Will Work for Food – What can an arts degree really do for you?

Will Work for Food – What can an arts degree really do for you?

We’ve all heard the cliche: What can you do with an Arts degree? Professional burger flipper. If other BA students are like me, they are constantly fending off questions from well-meaning (I’m assuming anyway) friends and relatives who ask, “What can you do with that degree?” This question is often asked with a mild look of contempt or not so mild note of sarcasm. Up until recently I often answered the question with either “ahhhh….lot’s of stuff” or “you know… things”, reinforcing their belief that any schmuck can go to university.

Why should we go to university anyway? We all know people who have gotten Bachelor’s degrees and go on to… well, flip burgers. Many students complain about the possibility of being over-qualified for jobs or not being able to find a career in the field they studied for. But these concerns can, in most cases, be solved with resourcefulness and creativity.

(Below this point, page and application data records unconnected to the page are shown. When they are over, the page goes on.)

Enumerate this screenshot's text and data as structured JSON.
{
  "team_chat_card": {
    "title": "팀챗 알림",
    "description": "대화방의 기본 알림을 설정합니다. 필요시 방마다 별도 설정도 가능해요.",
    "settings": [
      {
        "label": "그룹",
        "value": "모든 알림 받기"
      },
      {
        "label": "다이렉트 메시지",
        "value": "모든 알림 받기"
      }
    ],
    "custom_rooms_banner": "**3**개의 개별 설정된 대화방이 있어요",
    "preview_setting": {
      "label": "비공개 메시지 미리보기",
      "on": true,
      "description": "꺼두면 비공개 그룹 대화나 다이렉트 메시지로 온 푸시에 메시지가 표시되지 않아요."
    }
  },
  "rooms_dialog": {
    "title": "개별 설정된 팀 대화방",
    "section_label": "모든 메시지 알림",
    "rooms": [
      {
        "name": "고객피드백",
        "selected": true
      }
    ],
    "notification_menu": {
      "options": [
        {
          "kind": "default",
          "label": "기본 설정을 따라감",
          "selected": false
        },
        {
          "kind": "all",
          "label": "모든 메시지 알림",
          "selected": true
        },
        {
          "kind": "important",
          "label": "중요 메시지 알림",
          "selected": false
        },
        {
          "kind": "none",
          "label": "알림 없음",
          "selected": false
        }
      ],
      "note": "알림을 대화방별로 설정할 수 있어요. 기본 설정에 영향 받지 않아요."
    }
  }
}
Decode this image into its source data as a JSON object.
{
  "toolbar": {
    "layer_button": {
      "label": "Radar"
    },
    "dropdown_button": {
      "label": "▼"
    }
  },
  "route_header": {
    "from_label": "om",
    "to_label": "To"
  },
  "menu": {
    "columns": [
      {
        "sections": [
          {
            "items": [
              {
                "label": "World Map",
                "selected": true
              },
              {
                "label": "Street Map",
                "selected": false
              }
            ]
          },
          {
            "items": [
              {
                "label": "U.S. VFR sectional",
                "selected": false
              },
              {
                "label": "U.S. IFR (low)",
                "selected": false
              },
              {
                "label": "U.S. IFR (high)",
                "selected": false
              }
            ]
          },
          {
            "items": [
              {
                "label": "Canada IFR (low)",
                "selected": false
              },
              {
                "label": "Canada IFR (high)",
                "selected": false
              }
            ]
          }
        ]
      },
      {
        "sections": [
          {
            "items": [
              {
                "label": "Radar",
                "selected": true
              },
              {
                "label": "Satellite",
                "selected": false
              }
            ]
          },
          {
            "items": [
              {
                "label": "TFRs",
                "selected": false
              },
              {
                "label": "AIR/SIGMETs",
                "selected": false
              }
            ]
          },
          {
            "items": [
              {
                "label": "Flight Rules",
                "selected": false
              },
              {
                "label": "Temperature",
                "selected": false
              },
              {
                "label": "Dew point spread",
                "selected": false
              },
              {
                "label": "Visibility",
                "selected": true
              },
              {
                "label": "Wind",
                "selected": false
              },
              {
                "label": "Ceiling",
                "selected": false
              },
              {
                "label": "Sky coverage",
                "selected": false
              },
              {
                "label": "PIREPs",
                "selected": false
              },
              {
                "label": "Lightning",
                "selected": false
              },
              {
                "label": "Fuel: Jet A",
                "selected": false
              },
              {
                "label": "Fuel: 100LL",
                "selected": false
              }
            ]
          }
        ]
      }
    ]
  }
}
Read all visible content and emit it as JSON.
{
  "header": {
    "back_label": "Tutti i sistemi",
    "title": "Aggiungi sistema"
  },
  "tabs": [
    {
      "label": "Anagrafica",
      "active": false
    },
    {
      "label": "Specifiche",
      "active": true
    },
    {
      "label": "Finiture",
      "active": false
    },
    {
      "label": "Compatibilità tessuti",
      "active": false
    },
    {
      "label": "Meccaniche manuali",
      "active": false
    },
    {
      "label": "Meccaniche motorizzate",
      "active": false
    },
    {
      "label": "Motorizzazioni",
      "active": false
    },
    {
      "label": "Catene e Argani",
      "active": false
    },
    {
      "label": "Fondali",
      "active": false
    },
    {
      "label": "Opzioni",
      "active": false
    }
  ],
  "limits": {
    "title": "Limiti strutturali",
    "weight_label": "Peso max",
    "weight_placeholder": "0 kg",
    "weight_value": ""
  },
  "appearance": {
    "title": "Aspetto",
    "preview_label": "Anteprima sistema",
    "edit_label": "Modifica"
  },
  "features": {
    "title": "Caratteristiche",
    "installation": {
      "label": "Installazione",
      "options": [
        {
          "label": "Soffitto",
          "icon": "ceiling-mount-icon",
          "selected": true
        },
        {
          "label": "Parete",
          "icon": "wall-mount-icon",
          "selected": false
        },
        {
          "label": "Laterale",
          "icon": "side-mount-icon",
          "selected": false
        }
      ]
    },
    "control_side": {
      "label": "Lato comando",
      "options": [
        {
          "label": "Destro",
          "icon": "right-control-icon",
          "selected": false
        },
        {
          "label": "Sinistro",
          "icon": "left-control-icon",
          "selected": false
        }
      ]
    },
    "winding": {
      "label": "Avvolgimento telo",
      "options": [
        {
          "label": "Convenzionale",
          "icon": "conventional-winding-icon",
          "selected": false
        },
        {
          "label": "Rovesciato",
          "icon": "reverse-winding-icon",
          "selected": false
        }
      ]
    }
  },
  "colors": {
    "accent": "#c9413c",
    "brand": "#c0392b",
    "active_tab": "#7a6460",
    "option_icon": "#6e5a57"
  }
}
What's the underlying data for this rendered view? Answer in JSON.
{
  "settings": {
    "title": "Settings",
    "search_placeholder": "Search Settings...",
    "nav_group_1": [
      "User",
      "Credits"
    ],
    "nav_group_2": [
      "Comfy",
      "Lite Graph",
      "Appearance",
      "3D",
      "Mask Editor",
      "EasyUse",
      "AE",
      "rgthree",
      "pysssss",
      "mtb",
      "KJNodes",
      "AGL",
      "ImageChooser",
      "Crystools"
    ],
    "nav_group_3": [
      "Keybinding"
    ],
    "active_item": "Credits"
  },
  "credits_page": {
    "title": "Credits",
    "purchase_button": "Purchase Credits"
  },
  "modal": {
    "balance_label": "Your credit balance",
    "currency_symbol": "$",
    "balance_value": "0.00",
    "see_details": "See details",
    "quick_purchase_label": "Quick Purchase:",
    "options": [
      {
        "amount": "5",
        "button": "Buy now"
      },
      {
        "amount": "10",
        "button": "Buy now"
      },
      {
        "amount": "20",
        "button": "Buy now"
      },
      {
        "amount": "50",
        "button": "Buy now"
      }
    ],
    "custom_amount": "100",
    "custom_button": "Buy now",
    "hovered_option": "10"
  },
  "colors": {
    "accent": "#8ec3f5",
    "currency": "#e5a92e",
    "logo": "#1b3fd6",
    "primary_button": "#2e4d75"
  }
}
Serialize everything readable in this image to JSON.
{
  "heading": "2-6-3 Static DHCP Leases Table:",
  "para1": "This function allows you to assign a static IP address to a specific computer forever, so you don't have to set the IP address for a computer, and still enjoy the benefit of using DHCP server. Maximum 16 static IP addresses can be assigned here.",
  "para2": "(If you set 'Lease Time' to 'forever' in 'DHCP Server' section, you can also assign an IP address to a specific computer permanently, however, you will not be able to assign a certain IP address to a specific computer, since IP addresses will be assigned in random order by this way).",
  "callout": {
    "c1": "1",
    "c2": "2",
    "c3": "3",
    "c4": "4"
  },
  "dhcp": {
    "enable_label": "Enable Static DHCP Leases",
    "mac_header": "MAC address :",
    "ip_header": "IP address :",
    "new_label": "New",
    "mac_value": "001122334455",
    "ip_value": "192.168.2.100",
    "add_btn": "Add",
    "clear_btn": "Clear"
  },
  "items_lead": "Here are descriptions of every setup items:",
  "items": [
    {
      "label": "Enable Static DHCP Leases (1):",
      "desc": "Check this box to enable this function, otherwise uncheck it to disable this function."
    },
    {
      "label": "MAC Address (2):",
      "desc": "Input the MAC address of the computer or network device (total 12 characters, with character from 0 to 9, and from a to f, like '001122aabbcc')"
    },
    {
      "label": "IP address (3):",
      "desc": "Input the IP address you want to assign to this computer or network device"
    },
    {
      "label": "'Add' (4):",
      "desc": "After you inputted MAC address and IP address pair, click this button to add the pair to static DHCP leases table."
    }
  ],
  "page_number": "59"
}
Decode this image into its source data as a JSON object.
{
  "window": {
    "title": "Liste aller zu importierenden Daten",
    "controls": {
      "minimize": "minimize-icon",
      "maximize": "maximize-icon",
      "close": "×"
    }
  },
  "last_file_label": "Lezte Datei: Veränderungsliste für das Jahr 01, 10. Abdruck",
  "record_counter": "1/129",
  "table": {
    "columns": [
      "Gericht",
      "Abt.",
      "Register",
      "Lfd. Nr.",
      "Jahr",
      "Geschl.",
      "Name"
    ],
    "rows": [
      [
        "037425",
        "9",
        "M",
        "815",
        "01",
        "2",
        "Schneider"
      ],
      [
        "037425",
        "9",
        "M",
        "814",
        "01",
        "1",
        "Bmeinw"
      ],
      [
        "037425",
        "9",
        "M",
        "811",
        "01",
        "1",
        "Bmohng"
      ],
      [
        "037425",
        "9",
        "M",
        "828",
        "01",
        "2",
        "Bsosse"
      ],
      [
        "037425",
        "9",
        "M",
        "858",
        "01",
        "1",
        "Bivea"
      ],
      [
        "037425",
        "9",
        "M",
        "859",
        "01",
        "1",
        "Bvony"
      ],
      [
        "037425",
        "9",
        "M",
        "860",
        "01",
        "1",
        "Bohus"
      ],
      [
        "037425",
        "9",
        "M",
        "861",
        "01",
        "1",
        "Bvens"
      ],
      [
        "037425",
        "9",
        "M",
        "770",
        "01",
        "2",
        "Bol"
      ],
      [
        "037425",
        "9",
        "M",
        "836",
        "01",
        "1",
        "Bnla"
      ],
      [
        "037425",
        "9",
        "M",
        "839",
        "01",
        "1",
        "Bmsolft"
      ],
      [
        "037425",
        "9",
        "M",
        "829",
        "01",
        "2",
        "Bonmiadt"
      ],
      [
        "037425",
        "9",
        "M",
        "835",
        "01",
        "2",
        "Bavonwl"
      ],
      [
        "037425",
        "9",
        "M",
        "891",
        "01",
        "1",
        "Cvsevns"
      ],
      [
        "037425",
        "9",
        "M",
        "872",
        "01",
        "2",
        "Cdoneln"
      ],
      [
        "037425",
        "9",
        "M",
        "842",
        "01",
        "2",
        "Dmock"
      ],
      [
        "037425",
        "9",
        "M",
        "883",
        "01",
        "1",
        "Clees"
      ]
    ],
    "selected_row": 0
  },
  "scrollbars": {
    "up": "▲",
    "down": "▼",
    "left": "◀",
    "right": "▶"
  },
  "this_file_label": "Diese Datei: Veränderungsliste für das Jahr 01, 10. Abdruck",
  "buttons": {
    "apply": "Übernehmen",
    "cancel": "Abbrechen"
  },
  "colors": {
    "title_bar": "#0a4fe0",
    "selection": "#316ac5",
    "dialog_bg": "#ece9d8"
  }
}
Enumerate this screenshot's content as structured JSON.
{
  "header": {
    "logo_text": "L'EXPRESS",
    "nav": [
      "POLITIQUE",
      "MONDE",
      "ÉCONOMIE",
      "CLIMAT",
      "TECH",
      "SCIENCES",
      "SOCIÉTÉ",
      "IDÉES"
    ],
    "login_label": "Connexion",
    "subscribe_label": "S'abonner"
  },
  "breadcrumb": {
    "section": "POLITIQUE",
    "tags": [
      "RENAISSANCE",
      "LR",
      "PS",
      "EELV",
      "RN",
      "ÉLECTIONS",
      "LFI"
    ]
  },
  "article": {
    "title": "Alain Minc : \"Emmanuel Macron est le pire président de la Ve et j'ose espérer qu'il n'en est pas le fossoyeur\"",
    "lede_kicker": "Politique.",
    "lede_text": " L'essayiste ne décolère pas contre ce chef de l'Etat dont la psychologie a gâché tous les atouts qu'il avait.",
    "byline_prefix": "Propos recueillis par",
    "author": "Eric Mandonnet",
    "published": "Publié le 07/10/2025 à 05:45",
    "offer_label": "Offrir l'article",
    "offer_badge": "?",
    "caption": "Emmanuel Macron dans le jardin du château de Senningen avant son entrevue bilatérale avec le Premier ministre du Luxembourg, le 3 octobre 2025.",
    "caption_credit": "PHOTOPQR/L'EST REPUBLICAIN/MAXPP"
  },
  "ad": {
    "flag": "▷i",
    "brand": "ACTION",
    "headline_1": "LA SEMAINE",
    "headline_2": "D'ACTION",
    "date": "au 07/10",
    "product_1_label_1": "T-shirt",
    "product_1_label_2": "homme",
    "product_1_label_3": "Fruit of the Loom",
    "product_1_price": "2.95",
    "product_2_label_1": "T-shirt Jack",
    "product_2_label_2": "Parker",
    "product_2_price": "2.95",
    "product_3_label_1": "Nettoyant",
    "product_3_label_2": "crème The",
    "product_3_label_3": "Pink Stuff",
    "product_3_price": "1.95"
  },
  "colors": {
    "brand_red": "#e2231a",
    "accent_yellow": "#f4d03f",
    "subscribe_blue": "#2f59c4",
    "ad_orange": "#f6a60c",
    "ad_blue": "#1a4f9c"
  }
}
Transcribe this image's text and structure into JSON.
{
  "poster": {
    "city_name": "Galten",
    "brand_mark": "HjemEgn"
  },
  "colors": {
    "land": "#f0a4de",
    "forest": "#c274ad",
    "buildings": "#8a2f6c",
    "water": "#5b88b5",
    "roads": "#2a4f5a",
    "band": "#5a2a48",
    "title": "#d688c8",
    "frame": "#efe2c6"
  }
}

The first things students will want to do is have answers for those concerns of the “well-meaning” friends and relatives. The University of Texas has compiled a list of careers that students with a Bachelor’s degree can do (http://www.utexas.edu/student/careercenter/careers). The career categories are divided into “direct career options” (for example, with an Anthropology degree a career option would be Environmental Researcher), “less direct career options” (with a Bachelor’s in Geography you could be a legislative aide), and “indirect career options” (get your B.A in Sociology and possibly become a genealogical service specialist).

A lot of other universities have this type of “what can I do with a …” career lists. Another comprehensive list is on the University of North Carolina at Wilmington site (http://www.uncwil.edu/stuaff/career/Majors/). Although the websites above are American, almost all of the careers apply to Canada and other countries. Remember to keep a list of possible careers in your pocket or wallet and stun those who dare to ask the question. I guarantee they won’t be doing it again.

So you’ve just applied to an Arts and Science program with dreams of making the big bucks. Maybe rethink your decision to apply to a certain program if your goal is to become filthy rich. I am not saying an arts degree does not lead to financial satisfaction, but rather the ultimate goal should not be monetary gain. Find out what is best suited for your talents and interests. Talk to an academic and career counselor. Evaluate your hobbies and interests. Take a career aptitude test, if you are really unclear about what direction your education should take. Be realistic about your future salary, if you’re doing what you love, the job satisfaction is worth more than whether you drive a Lexus, a Sunfire or a Schwinn.

It can be nerve wracking, though, to choose a program of study that fascinates you and is enjoyable, only to find that job prospects seem limited. Some students, such as myself, have considered just staying a professional student rather than facing the harsh realities of the working world. But the harsh realities of a lifetime of term papers and final exams is more daunting and snaps us back to researching future prospects. The government of Canada (and most provincial government websites) has excellent information on career profiles.

After visiting the website http://www.jobfutures.ca, I ended up with 21 pages of printouts on Psychology as a career and program choice plus comments from my husband on the number of dead trees it took to produce that information from my printer. This website organizes itself by programs of study (155 to choose from) and profiles of 226 occupational groups. What I really liked about this website was that they had statistics from people who had taken the program (where they are employed now, if they found the program satisfying, etc.), and hard facts about employment prospects (unemployment in the field, average earnings and job prospects for the next seven years). This website has tons more career information including a short career aptitude quiz. And yes, I keep all twenty-one pages in my binder to show anyone who raises an eyebrow at my program selection (they could also be raising eyebrows at the fact I carry a binder around).

Another thing we arts and science students need to learn is networking. Although our education can take us as far as we’ll let it, sometimes it really is who you know. Join up with other students (for example the Athabasca University Psychology Student’s Society has regional coffee groups), participate in school activities, and develop a rapport with your tutors and professors. One of the most personal and professionally satisfying things a student can do is volunteer. It is also a nice break from hitting the books (or your head against a wall) to go out and work with people in the community.

I am still worried about my job prospects when I finish my degree. Can I get practical experience in my future field while still an undergrad? How about the job market in the next few years, will I be just one of thousands of Psych majors pounding the pavement? I love my program and courses, although it does seem daunting to compete in the job market with many other graduates, but soon it will be time to follow my own advice. If we can think creatively and look outside the proverbial box, the places we can take our degree are limitless.